Maitland-Niles injury more than a setback
Invariably, a ‘young’ manager like Emery will give youth a chance, and Emery himself will always have the longer term future in mind. Juan Mata and Jordi Alba are just two standout names on the CV of Emery where nurturing young players is concerned. With Maitland-Niles under his watchful eye, he now stands to finish what Wenger began, and add the future England regular to his list of success stories.
Assuming that the injury he sustained against City does not make too much of an impact on his season, Maitland-Niles’ versatility across the middle of the park will aid Emery greatly – especially when the long, cold Europa League nights roll around. Emery may, however, choose to keep him as a fullback for the time being. Maitland-Niles showed his potential against City, albeit with limited time to do so, but his injury has robbed Emery of the opportunity to see if it is worth getting him into the mindset of a fullback in the long term. That in itself could make Emery’s squad-building process all the more difficult.
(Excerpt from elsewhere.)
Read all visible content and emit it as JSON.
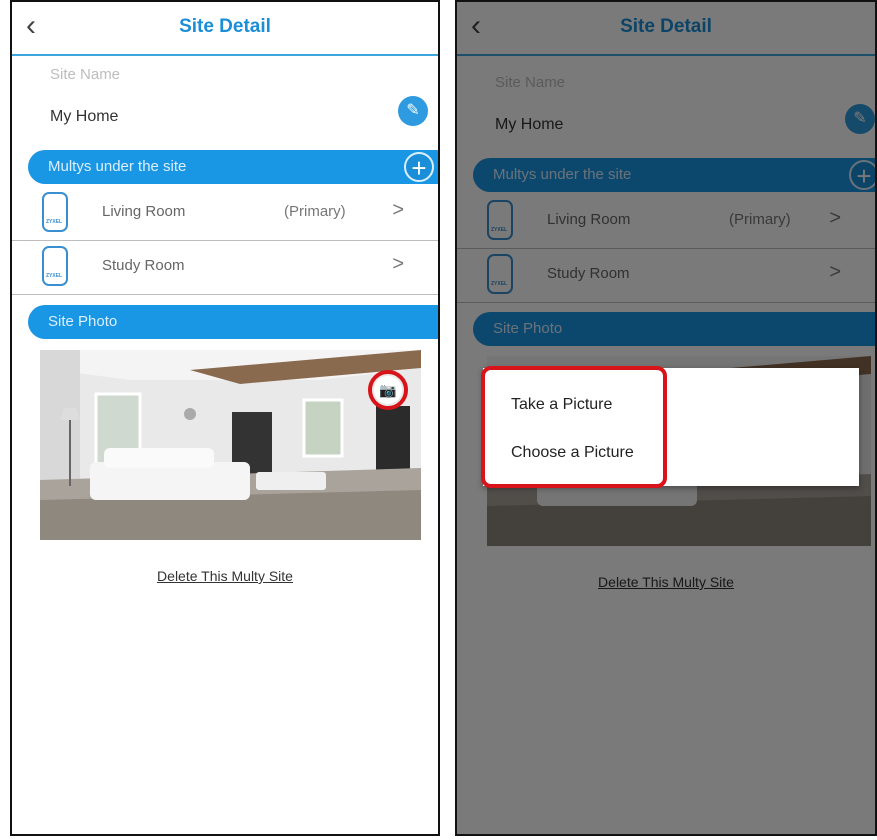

City are still the pass masters
Emery will bring a different feel to Wenger, as the team becomes moulded into his image. That was certainly the case on Sunday, with Arsenal comfortably losing the possession battle 58-42. For Arsenal to gift nearly 60% possession to an opponent at home was unheard of under Wenger. While passing for the sake of it has long since been out of fashion, City proved in 2017/18 that there is nothing wrong with a passing game that has an end product in mind.
Arsenal will out-pass and outclass weaker teams this season, but Emery must weave City’s passing style into his game plan and training sessions. While the passing style championed by Wenger was geared towards frustrating the opponent, the one enacted by Guardiola’s men has more of an emphasis on attack and risk. Ultimately, it is something that can only come with time, and the right personnel.
Guendouzi has potential
For those willing to look past Matteo Guendouzi’s horrific shot while the score was still at 1-0, Emery has found himself an absolute bargain on the evidence of the City game. While the £7m signing’s shot ended up somewhere within the vicinity of where Highbury used to stand, he worked tirelessly to win the ball back from a City side with its own credentials for ‘invincibility’, and earned the respect of Arsenal legend Ian Wright.
The youngster himself may not be the game changer Arsenal need against opponents like City. However, Guendouzi’s flexible role in the middle of the park will certainly expand Emery’s options if nothing else. In time, he could forge a good partnership with Xhaka, as the mobile influence to complement Xhaka’s steadfast, no-nonsense defensive style. Emery forged a similar role for Steven N’Zonzi at Sevilla, with the Frenchman being a key part of the side that captured three successive Europa League trophies.
And finally… flexibility is a must
Emery could not have been granted a more difficult start, but his ability to recover from setbacks and instil confidence in his team is already well-documented. From here, the Spaniard must remain open and inquisitive about his squad selection. His men will always have the ‘nice red uniforms’, but if he is to restore the key elements – surprise, fear and ruthless efficiency – that were once so closely associated with them, then he needs to make a quick decision.
Emery’s first option is to go all out and ‘gel’ his new signings, but with a trip to Chelsea following the opener against City, mutual familiarity will be the squad’s greatest asset in the short term.